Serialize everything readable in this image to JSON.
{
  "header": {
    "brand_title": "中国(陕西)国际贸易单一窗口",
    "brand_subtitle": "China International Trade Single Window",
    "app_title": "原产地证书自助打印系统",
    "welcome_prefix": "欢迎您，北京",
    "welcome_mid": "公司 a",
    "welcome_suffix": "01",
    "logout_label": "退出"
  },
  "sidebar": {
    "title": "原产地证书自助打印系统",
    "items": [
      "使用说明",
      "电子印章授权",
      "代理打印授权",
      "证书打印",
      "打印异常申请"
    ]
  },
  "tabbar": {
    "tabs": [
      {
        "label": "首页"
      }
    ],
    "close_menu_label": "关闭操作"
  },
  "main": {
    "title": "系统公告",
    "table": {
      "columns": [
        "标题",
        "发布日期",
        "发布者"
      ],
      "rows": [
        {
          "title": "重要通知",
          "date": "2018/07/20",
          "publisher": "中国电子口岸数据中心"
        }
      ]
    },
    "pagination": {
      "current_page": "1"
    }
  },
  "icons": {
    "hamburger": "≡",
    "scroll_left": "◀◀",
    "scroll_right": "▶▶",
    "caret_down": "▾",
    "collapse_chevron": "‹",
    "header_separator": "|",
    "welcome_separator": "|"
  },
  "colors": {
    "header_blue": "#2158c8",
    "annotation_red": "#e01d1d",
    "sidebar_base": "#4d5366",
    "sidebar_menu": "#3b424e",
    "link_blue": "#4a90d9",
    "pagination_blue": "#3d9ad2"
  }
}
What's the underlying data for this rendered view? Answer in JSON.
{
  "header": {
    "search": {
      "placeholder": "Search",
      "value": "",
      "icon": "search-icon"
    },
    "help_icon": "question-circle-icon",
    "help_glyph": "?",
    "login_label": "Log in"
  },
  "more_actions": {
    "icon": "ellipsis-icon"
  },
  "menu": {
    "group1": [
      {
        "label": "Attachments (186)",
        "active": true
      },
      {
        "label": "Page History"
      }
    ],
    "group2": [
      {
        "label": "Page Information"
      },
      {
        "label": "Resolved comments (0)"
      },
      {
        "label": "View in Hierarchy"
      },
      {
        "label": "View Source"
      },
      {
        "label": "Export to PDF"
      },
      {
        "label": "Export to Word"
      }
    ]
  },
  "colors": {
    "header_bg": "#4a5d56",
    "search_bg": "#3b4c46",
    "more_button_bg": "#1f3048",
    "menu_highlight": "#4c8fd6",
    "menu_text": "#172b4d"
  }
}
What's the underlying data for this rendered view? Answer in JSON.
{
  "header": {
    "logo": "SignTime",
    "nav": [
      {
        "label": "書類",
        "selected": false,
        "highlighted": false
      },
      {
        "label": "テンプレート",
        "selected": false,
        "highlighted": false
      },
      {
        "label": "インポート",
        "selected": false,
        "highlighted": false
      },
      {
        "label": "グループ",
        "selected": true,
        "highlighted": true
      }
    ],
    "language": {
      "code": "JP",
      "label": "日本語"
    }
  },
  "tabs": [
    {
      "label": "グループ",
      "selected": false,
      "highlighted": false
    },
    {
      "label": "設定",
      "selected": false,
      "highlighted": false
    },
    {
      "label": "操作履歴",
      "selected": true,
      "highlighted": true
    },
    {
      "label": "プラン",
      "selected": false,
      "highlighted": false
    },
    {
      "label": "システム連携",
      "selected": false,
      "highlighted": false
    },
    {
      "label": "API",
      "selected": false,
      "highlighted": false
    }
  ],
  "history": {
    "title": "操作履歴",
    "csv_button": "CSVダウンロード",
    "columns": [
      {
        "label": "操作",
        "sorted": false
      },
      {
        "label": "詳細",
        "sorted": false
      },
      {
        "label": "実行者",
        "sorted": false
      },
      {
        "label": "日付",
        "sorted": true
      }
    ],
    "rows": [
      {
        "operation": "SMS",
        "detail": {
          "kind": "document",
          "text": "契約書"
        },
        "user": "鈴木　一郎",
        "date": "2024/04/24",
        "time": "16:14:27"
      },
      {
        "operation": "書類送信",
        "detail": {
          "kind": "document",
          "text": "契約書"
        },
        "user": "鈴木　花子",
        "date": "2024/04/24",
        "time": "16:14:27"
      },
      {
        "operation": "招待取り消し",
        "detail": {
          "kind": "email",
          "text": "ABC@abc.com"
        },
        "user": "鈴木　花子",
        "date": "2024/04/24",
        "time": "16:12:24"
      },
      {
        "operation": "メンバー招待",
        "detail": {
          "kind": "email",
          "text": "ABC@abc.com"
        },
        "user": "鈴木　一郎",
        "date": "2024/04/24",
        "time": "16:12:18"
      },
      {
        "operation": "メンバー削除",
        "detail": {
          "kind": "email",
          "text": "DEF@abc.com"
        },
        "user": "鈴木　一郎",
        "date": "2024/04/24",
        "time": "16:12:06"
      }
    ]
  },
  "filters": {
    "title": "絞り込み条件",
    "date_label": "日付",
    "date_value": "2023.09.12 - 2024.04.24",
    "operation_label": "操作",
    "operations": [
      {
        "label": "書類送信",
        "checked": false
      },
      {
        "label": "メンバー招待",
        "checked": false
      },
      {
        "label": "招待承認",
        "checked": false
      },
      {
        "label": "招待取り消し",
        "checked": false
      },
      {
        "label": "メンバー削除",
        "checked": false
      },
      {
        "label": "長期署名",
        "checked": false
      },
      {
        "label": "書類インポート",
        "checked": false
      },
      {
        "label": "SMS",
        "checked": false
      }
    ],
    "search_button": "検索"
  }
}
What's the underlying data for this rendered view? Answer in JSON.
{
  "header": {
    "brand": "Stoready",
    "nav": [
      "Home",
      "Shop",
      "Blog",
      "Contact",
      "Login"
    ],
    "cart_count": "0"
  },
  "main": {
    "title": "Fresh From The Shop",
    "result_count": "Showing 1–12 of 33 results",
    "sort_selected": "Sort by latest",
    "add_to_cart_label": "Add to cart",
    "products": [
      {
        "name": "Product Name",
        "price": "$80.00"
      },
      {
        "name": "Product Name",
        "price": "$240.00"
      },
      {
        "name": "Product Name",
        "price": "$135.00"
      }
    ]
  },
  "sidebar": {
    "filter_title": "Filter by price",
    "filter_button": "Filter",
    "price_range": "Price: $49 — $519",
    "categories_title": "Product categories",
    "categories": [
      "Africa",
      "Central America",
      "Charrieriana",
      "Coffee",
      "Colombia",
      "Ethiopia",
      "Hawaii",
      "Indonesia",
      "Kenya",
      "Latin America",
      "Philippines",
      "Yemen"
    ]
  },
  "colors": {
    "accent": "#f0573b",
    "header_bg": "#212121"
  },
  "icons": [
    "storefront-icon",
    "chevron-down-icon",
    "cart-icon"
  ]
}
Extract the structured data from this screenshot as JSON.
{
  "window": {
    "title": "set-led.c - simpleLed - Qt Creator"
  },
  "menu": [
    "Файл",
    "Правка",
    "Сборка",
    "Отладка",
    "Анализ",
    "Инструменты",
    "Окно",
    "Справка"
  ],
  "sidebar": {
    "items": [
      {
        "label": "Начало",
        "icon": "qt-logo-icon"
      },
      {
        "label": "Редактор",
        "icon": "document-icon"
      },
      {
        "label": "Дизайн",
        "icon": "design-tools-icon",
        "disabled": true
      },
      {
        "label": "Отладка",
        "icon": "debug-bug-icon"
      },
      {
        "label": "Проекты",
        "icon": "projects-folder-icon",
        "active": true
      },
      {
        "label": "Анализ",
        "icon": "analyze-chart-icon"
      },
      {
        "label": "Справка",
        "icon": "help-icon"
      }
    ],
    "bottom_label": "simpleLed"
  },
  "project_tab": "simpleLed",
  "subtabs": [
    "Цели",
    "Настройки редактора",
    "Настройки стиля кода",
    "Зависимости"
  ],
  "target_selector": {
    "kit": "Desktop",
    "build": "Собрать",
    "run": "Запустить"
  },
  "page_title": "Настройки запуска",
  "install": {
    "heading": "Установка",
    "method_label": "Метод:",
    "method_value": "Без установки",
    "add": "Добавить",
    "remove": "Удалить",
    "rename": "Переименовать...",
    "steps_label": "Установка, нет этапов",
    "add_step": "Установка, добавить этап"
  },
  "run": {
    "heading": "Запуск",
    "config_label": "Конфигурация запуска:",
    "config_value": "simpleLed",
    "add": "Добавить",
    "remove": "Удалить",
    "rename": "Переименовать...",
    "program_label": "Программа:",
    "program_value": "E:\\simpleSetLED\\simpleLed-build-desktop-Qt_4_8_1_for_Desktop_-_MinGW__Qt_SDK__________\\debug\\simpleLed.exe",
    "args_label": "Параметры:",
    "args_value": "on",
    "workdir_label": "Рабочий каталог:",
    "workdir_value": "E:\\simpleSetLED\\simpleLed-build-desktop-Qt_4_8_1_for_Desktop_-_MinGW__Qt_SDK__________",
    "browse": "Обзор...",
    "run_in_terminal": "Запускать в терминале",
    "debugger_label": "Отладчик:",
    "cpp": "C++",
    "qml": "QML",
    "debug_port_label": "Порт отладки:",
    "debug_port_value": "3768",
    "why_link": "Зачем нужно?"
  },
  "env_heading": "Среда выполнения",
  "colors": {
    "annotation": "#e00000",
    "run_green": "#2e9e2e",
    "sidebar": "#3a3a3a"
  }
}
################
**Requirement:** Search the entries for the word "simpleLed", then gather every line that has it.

**Exercise output:**
    "title": "set-led.c - simpleLed - Qt Creator"
    "bottom_label": "simpleLed"
  "project_tab": "simpleLed",
    "config_value": "simpleLed",
    "program_value": "E:\\simpleSetLED\\simpleLed-build-desktop-Qt_4_8_1_for_Desktop_-_MinGW__Qt_SDK__________\\debug\\simpleLed.exe",
    "workdir_value": "E:\\simpleSetLED\\simpleLed-build-desktop-Qt_4_8_1_for_Desktop_-_MinGW__Qt_SDK__________",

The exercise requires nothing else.